**BRIEF**
Filter the data for lines with the word "carrier", then copy every line so identified.
[[ INPUT, beginning ]]
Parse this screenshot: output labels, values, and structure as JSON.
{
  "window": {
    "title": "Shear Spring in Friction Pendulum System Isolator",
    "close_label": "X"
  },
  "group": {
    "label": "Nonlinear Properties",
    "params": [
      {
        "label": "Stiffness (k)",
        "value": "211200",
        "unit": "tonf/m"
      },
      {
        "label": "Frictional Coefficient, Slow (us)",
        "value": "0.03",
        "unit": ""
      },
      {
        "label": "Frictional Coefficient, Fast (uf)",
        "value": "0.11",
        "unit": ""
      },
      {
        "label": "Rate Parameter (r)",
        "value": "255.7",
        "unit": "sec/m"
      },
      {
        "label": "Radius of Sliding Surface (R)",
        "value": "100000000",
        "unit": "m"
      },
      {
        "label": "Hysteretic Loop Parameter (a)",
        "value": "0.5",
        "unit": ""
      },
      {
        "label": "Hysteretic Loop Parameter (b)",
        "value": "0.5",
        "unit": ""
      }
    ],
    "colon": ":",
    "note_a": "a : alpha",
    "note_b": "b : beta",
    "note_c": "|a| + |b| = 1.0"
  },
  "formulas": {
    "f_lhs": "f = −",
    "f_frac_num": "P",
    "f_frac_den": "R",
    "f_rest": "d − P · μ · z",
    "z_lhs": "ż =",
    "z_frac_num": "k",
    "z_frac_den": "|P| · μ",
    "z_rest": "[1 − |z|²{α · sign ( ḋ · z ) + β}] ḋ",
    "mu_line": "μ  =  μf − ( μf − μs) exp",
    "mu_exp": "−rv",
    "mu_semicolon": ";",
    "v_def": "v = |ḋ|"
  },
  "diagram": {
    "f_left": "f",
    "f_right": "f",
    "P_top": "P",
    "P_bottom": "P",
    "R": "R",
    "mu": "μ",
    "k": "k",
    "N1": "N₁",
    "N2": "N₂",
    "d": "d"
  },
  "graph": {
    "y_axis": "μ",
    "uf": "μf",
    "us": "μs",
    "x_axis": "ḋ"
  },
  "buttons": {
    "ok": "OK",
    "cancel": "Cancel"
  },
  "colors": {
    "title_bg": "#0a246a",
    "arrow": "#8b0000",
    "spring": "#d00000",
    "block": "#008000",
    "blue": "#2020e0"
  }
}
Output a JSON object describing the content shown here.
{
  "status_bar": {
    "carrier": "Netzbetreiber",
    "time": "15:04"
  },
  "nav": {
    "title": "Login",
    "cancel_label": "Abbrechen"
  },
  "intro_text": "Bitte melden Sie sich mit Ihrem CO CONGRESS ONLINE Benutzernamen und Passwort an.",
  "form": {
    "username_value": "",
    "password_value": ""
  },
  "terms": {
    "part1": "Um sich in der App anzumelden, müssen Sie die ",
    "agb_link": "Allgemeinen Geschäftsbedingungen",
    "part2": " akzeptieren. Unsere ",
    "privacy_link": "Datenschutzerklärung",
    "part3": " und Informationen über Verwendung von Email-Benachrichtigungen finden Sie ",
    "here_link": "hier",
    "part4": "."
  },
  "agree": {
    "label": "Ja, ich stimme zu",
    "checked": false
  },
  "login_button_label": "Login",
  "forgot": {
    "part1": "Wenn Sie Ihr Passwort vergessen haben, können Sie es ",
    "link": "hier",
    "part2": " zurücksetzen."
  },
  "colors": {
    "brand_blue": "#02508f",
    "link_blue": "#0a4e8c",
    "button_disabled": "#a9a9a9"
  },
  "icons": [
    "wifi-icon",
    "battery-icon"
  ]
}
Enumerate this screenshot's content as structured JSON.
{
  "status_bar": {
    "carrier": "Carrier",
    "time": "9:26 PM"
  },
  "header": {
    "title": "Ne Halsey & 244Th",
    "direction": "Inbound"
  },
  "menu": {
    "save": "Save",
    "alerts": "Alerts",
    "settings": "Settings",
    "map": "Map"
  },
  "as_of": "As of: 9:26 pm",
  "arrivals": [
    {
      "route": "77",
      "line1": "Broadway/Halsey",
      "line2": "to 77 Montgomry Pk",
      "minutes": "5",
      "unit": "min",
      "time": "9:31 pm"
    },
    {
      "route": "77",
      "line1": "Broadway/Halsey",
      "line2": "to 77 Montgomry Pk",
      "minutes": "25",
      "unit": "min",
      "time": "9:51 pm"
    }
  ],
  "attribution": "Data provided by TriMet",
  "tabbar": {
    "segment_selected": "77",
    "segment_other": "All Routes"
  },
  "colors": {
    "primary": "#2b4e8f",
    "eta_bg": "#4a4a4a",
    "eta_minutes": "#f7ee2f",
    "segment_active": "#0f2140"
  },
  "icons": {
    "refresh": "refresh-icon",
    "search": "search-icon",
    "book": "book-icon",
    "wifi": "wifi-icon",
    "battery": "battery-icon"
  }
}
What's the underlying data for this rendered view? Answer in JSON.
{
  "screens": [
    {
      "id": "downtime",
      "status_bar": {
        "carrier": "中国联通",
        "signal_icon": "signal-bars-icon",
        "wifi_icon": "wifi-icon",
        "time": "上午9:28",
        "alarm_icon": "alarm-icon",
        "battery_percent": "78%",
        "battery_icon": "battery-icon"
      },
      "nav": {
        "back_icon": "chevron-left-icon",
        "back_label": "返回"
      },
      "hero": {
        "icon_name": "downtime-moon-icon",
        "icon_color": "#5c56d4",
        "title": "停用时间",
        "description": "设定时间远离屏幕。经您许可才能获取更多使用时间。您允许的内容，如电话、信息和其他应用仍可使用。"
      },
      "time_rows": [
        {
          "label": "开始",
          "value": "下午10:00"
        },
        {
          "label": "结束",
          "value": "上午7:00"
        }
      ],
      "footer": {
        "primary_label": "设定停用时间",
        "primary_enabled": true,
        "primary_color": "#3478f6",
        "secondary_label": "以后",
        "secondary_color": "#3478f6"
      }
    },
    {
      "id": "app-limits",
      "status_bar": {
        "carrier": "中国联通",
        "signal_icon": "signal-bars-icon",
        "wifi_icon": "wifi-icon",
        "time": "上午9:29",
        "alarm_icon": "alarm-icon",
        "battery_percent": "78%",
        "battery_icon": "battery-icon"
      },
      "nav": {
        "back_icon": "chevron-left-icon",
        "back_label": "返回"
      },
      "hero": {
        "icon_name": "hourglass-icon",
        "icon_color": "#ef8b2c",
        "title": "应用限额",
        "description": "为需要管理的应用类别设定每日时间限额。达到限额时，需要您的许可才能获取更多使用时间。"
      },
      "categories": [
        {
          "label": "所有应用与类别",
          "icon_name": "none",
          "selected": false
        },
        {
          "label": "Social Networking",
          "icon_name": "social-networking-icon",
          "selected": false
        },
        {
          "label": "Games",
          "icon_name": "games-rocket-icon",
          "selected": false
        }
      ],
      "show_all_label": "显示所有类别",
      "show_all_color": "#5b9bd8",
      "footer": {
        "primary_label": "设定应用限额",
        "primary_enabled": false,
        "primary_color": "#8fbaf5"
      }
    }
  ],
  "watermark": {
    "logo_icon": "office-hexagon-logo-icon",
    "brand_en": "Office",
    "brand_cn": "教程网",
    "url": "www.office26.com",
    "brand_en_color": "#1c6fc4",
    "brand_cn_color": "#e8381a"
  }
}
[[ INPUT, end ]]
**RESULT**
    "carrier": "Netzbetreiber",
    "carrier": "Carrier",
        "carrier": "中国联通",
        "carrier": "中国联通",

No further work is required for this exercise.